She refused, explaining her government service. He cursed at her and grabbed her, but she resisted and he summoned two other passengers for help. While she clutched at the railing, they muscled her away, breaking her arm in the process. They threw her into the smoking car, causing more injuries. As these events transpired, other white passengers cursed Tubman and shouted for the conductor to kick her off the train. Despite her years of service, Tubman never received a regular salary and was for years denied compensation.

Tubman spent her remaining years in Auburn, tending to her family and other people in need. She worked various jobs to support her elderly parents, and took in boarders to help pay the bills. Though he was 22 years younger than she was, on March 18, they were married at the Central Presbyterian Church. Tubman's friends and supporters from the days of abolition, meanwhile, raised funds to support her. In Bradford released another volume, also intended to help alleviate Tubman's poverty, called Harriet, the Moses of her People. Facing accumulated debts including payments for her property in Auburn , Tubman fell prey in to a swindle involving gold transfer.

Two men, one named Stevenson and the other John Thomas, claimed to have in their possession a cache of gold smuggled out of South Carolina. They insisted that they knew a relative of Tubman's, and she took them into her home, where they stayed for several days. Thus the situation seemed plausible, and a combination of her financial woes and her good nature led her to go along with the plan. Once the men had lured her into the woods, however, they attacked her and knocked her out with chloroform , then stole her purse and bound and gagged her.

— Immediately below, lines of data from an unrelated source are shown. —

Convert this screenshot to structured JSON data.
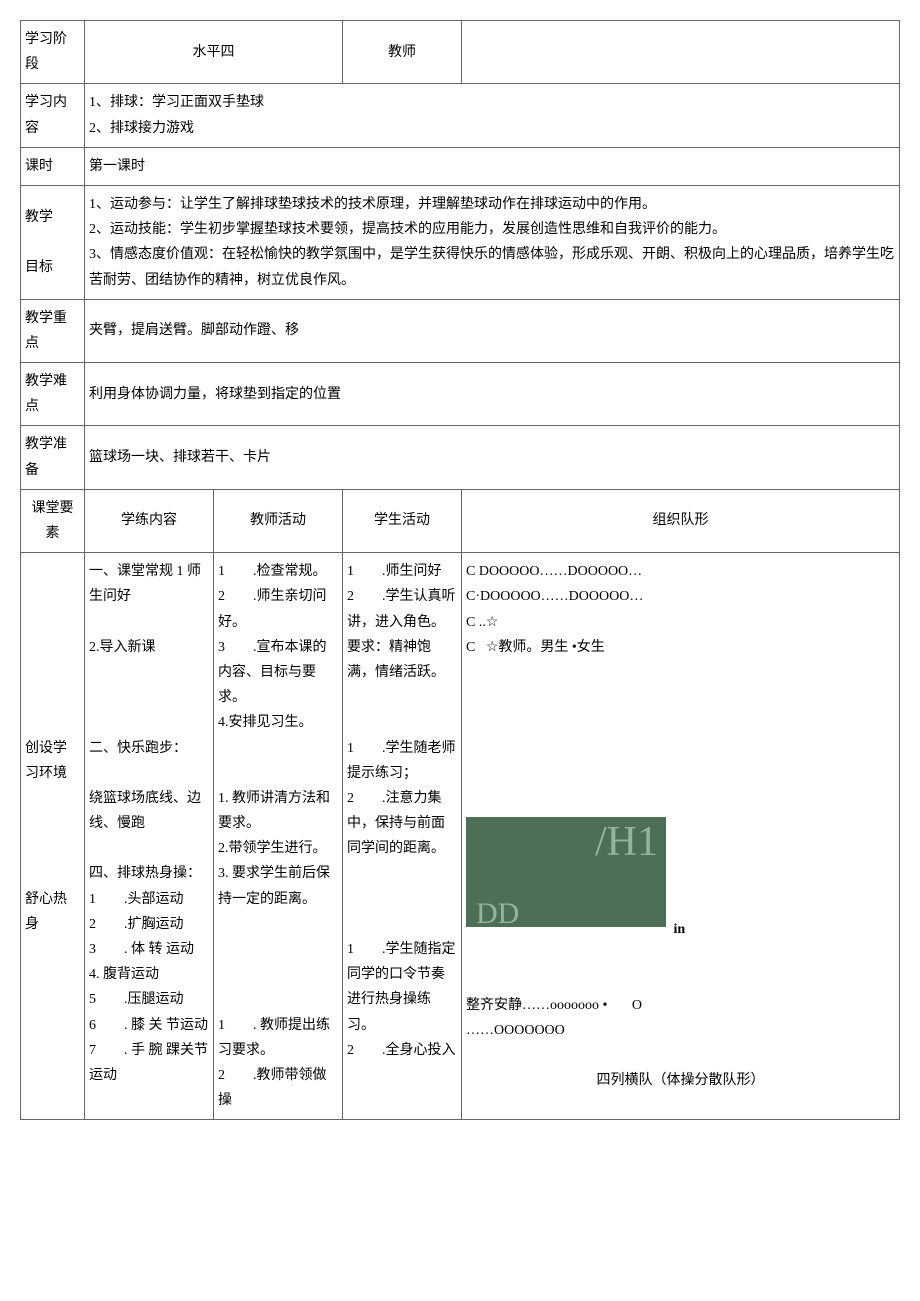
{
  "header": {
    "stage_label": "学习阶段",
    "stage_value": "水平四",
    "teacher_label": "教师",
    "teacher_value": ""
  },
  "content": {
    "label": "学习内容",
    "line1": "1、排球：学习正面双手垫球",
    "line2": "2、排球接力游戏"
  },
  "period": {
    "label": "课时",
    "value": "第一课时"
  },
  "objectives": {
    "label1": "教学",
    "label2": "目标",
    "line1": "1、运动参与：让学生了解排球垫球技术的技术原理，并理解垫球动作在排球运动中的作用。",
    "line2": "2、运动技能：学生初步掌握垫球技术要领，提高技术的应用能力，发展创造性思维和自我评价的能力。",
    "line3": "3、情感态度价值观：在轻松愉快的教学氛围中，是学生获得快乐的情感体验，形成乐观、开朗、积极向上的心理品质，培养学生吃苦耐劳、团结协作的精神，树立优良作风。"
  },
  "keypoint": {
    "label": "教学重点",
    "value": "夹臂，提肩送臂。脚部动作蹬、移"
  },
  "difficulty": {
    "label": "教学难点",
    "value": "利用身体协调力量，将球垫到指定的位置"
  },
  "prep": {
    "label": "教学准备",
    "value": "篮球场一块、排球若干、卡片"
  },
  "columns": {
    "c0": "课堂要素",
    "c1": "学练内容",
    "c2": "教师活动",
    "c3": "学生活动",
    "c4": "组织队形"
  },
  "row1": {
    "label_a": "创设学习环境",
    "label_b": "舒心热身",
    "content_a": "一、课堂常规 1 师生问好",
    "content_b": "2.导入新课",
    "content_c": "二、快乐跑步：",
    "content_d": "绕篮球场底线、边线、慢跑",
    "content_e": "四、排球热身操：",
    "content_f1": "1        .头部运动",
    "content_f2": "2        .扩胸运动",
    "content_f3": "3        . 体 转 运动",
    "content_f4": "4. 腹背运动",
    "content_f5": "5        .压腿运动",
    "content_f6": "6        . 膝 关 节运动",
    "content_f7": "7        . 手 腕 踝关节运动",
    "teacher_a1": "1        .检查常规。",
    "teacher_a2": "2        .师生亲切问好。",
    "teacher_a3": "3        .宣布本课的内容、目标与要求。",
    "teacher_a4": "4.安排见习生。",
    "teacher_b1": "1. 教师讲清方法和要求。",
    "teacher_b2": "2.带领学生进行。",
    "teacher_b3": "3. 要求学生前后保持一定的距离。",
    "teacher_c1": "1        . 教师提出练习要求。",
    "teacher_c2": "2        .教师带领做操",
    "student_a1": "1        .师生问好",
    "student_a2": "2        .学生认真听讲，进入角色。",
    "student_a3": "要求：精神饱满，情绪活跃。",
    "student_b1": "1        .学生随老师提示练习；",
    "student_b2": "2        .注意力集中，保持与前面同学间的距离。",
    "student_c1": "1        .学生随指定同学的口令节奏进行热身操练习。",
    "student_c2": "2        .全身心投入",
    "form_a1": "C DOOOOO……DOOOOO…",
    "form_a2": "C·DOOOOO……DOOOOO…",
    "form_a3": "C ..☆",
    "form_a4": "C   ☆教师。男生 •女生",
    "form_img_h": "/H1",
    "form_img_pp": "DD",
    "form_in": "in",
    "form_b1": "整齐安静……ooooooo •       O",
    "form_b2": "……OOOOOOO",
    "form_b3": "四列横队（体操分散队形）"
  }
}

When she was found by her family, she was dazed and injured, and the money was gone. In , Representatives Clinton D.